EXERCISE DIRECTIONS:
Every line below that holds the word "Develop" counts once; please tally them and give only the total.

Web page and app entries:
________________________________________
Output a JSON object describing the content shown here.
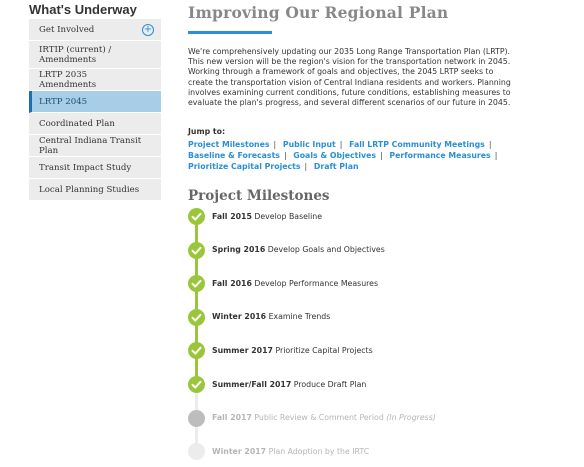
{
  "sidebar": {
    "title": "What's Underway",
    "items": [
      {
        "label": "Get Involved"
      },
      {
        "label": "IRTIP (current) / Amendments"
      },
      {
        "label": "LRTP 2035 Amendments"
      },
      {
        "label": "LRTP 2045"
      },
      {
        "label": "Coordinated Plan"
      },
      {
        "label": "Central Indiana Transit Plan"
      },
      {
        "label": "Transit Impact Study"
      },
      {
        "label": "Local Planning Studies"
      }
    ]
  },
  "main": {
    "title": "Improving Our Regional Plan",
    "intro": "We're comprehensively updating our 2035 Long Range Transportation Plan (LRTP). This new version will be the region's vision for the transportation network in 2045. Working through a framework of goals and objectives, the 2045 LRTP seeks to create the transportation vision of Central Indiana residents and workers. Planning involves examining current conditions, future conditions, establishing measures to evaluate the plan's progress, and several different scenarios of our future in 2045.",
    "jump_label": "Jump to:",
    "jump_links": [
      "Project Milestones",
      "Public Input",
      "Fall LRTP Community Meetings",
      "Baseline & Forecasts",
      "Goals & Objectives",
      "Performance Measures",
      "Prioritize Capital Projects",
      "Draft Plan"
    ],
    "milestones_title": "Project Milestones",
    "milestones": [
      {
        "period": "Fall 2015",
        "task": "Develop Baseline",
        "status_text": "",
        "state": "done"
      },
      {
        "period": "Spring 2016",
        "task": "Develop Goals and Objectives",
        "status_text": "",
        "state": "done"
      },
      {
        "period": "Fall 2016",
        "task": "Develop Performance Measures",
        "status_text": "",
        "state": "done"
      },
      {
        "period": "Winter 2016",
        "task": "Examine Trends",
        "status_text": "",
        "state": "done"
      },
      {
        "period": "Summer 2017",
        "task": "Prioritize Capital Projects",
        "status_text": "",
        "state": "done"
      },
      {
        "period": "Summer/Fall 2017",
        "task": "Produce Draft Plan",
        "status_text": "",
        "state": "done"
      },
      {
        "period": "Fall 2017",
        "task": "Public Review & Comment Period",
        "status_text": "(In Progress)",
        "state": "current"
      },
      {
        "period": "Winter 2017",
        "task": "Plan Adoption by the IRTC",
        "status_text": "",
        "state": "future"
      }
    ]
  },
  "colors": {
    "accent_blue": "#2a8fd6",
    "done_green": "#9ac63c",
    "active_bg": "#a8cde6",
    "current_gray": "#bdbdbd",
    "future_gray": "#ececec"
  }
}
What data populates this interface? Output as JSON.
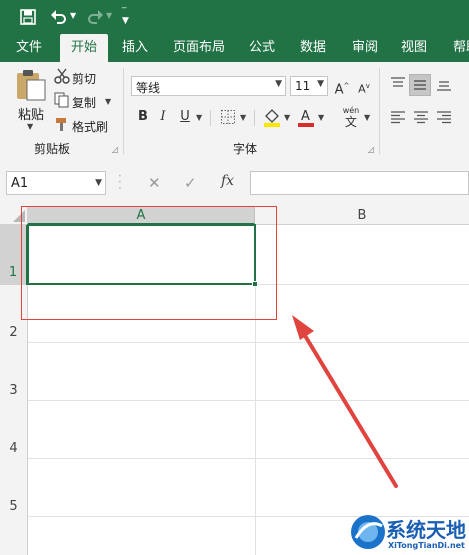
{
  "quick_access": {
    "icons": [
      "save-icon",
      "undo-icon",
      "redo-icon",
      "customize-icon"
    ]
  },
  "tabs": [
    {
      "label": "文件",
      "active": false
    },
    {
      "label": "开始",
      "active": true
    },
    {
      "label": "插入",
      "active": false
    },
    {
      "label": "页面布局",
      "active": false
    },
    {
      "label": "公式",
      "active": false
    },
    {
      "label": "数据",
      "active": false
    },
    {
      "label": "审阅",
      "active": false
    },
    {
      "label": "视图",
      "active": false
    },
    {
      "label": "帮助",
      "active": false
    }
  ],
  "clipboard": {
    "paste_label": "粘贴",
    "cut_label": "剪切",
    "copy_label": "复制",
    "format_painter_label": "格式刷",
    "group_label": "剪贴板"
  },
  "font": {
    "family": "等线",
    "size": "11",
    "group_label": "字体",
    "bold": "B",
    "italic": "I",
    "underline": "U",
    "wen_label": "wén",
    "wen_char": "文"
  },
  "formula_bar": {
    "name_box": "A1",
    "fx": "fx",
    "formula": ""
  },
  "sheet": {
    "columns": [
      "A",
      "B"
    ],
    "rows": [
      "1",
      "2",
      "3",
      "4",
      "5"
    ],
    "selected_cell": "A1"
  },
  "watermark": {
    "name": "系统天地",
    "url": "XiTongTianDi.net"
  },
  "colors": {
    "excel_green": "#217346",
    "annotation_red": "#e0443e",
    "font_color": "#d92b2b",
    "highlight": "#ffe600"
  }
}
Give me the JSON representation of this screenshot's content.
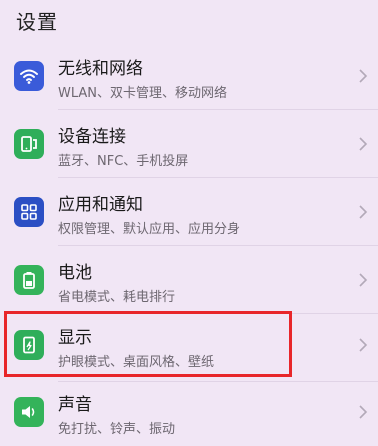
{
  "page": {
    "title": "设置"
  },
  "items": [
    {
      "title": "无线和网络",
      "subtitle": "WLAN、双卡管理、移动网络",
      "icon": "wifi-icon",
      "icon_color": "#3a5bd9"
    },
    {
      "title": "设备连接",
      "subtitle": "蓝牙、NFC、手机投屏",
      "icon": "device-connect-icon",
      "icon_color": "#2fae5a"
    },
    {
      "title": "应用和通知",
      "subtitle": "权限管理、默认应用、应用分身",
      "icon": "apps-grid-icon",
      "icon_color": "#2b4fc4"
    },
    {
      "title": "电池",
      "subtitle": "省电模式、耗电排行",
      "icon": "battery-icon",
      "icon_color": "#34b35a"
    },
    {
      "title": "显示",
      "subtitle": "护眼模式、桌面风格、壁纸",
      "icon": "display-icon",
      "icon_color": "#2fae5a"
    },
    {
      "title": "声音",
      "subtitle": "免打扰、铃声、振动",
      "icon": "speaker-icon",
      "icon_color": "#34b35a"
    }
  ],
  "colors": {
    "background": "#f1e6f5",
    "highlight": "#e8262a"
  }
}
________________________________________
RESULT OF THIS TASK:
3